The Air Force Could Retire These 8 Fighter Planes and Bombers

Get ready for a new A-10 Thunderbolt budget fight.

Air Force Chief of Staff Gen. David Goldfein wants to fund new initiatives in connectivity, space, combat power projection, and logistics starting in 2021 — to the tune of $30 billion on top of what it is already using. One way to do that, says Todd Harrison, a defense budget analyst at the Center for Strategic and International Studies, is to retire $30 billion worth of legacy aircraft.

That is, get rid of the old stuff to make room for the new.

While getting rid of these aircraft isn’t the only way to make room for the new initiatives and save $30 billion, it is the fastest route to get there, and many of the retirements make sense. Some of the planes’ missions are obsolete, some of the airframes are currently being updated with newer models, and at least one can’t even fly its primary mission due to treaty obligations.

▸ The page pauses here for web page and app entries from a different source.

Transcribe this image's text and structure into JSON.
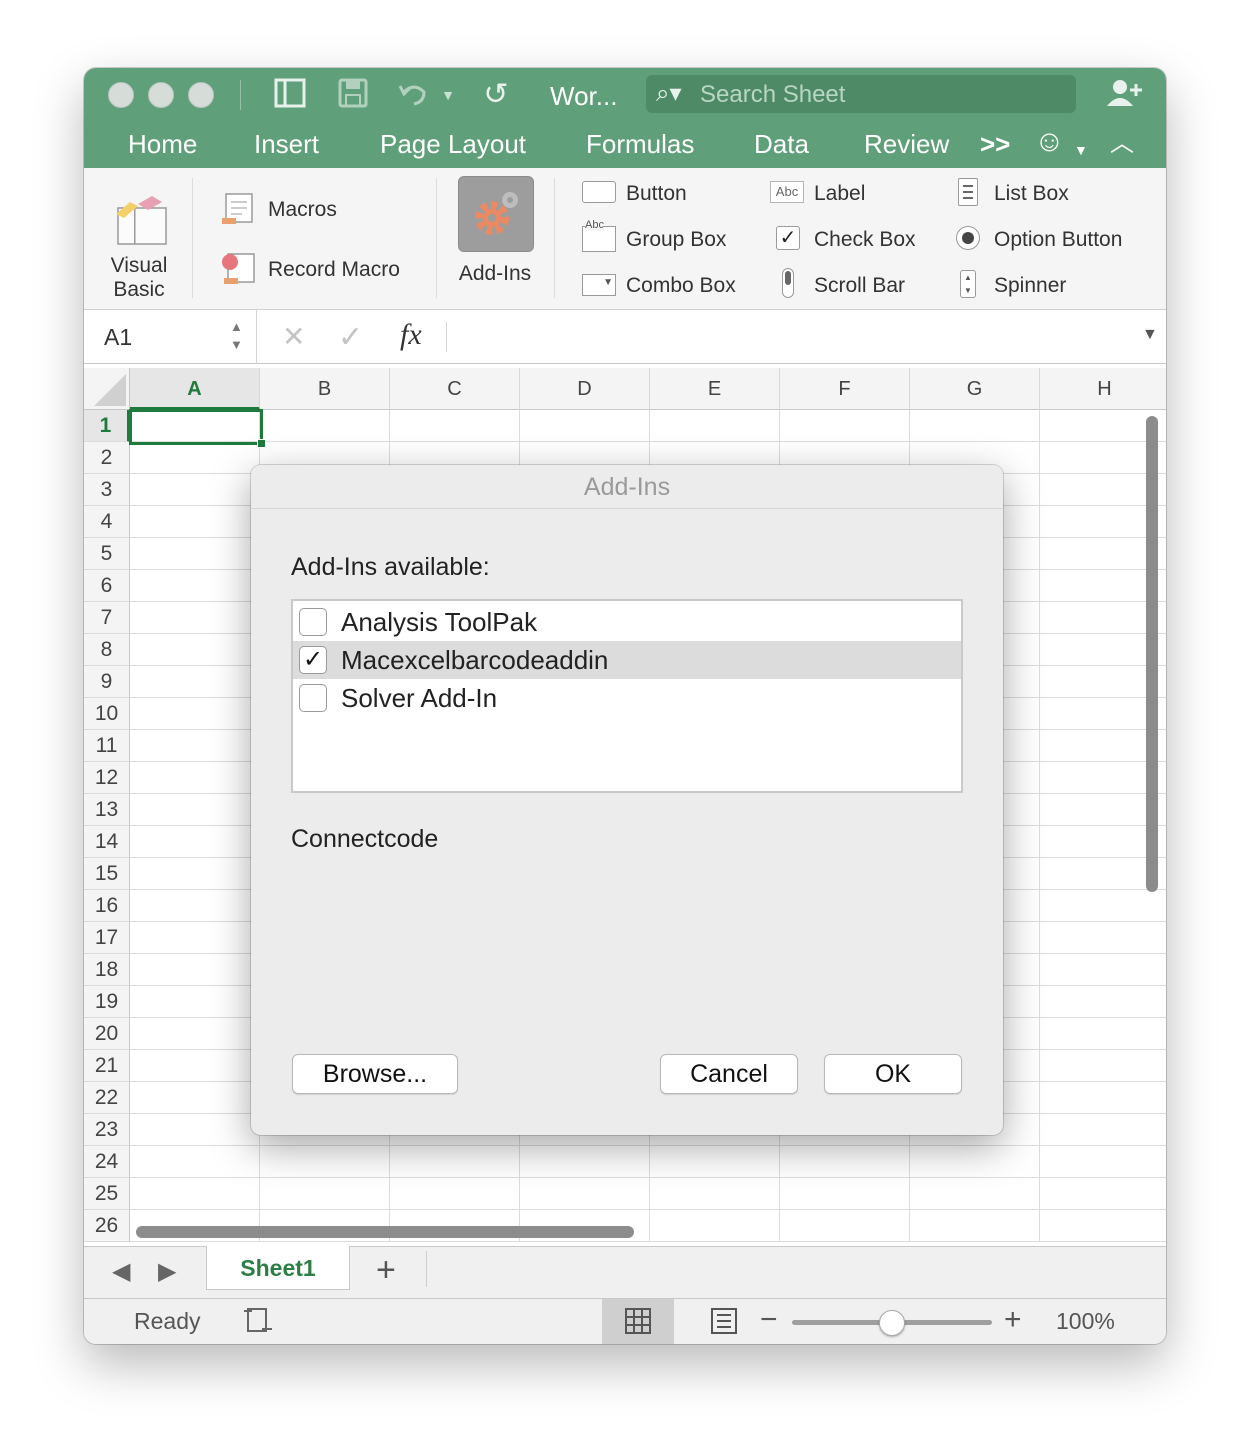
{
  "titlebar": {
    "doc_title": "Wor...",
    "search_placeholder": "Search Sheet",
    "tabs": [
      "Home",
      "Insert",
      "Page Layout",
      "Formulas",
      "Data",
      "Review"
    ],
    "overflow_label": ">>"
  },
  "ribbon": {
    "visual_basic": "Visual Basic",
    "visual_basic_line1": "Visual",
    "visual_basic_line2": "Basic",
    "macros": "Macros",
    "record_macro": "Record Macro",
    "addins": "Add-Ins",
    "controls": {
      "button": "Button",
      "label": "Label",
      "label_icon_text": "Abc",
      "list_box": "List Box",
      "group_box": "Group Box",
      "group_box_icon_text": "Abc",
      "check_box": "Check Box",
      "option_button": "Option Button",
      "combo_box": "Combo Box",
      "scroll_bar": "Scroll Bar",
      "spinner": "Spinner"
    }
  },
  "formula_bar": {
    "name_box": "A1",
    "fx": "fx",
    "cancel_glyph": "✕",
    "enter_glyph": "✓"
  },
  "grid": {
    "columns": [
      "A",
      "B",
      "C",
      "D",
      "E",
      "F",
      "G",
      "H"
    ],
    "rows": [
      "1",
      "2",
      "3",
      "4",
      "5",
      "6",
      "7",
      "8",
      "9",
      "10",
      "11",
      "12",
      "13",
      "14",
      "15",
      "16",
      "17",
      "18",
      "19",
      "20",
      "21",
      "22",
      "23",
      "24",
      "25",
      "26"
    ]
  },
  "sheets": {
    "active": "Sheet1",
    "add_label": "+"
  },
  "status": {
    "ready": "Ready",
    "zoom": "100%",
    "zoom_minus": "−",
    "zoom_plus": "+"
  },
  "dialog": {
    "title": "Add-Ins",
    "available_label": "Add-Ins available:",
    "items": [
      {
        "label": "Analysis ToolPak",
        "checked": false,
        "mark": ""
      },
      {
        "label": "Macexcelbarcodeaddin",
        "checked": true,
        "mark": "✓"
      },
      {
        "label": "Solver Add-In",
        "checked": false,
        "mark": ""
      }
    ],
    "description": "Connectcode",
    "browse": "Browse...",
    "cancel": "Cancel",
    "ok": "OK"
  },
  "colors": {
    "brand_green": "#5fa07a",
    "active_tab_text": "#2d7d46",
    "selection_border": "#1f7a3e"
  }
}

Air Force Completes A-10 Re-Winging to Keep Iconic Aircraft Flying for Years to Come

The U.S. Air Force has completed a re-winging effort for 173 A-10 Warthog attack aircraft that began nearly a decade ago.

As part of the $1.1 billion “Enhanced Wing Assembly” contract awarded to Boeing Co. in 2007, the Ogden Air Logistics Complex at Hill Air Force Base, Utah, recently completed work on the last A-10 slated to receive the upgrade, the service said in a news release Monday. The effort began in 2011.

The new wings will give the A-10s a longer life span. They are expected “to last for up to 10,000 equivalent flight hours without a depot inspection,” which should take them well into the 2030s, according to the release.

“From a warfighter point of view, bringing this program to a successful conclusion was a significant accomplishment for the entire enterprise team,” said Stephen Zaiser, 571st Aircraft Maintenance Squadron director at Ogden. Ogden maintainers swapped out wings on 162 aircraft; the rest were completed at Osan Air Base, South Korea, the release states.


Forget the A-10 Warthog: The Army Wants the F-35

The US Army wants the F-35 to support its ground troops.

It?s that simple. We hear volumes of information about the Marine Corps vertical-take-off-and-landing F-35B, Navy carrier-launched F-35C and Air Force F-35A – but what does the Army think of the emerging Joint Strike Fighter?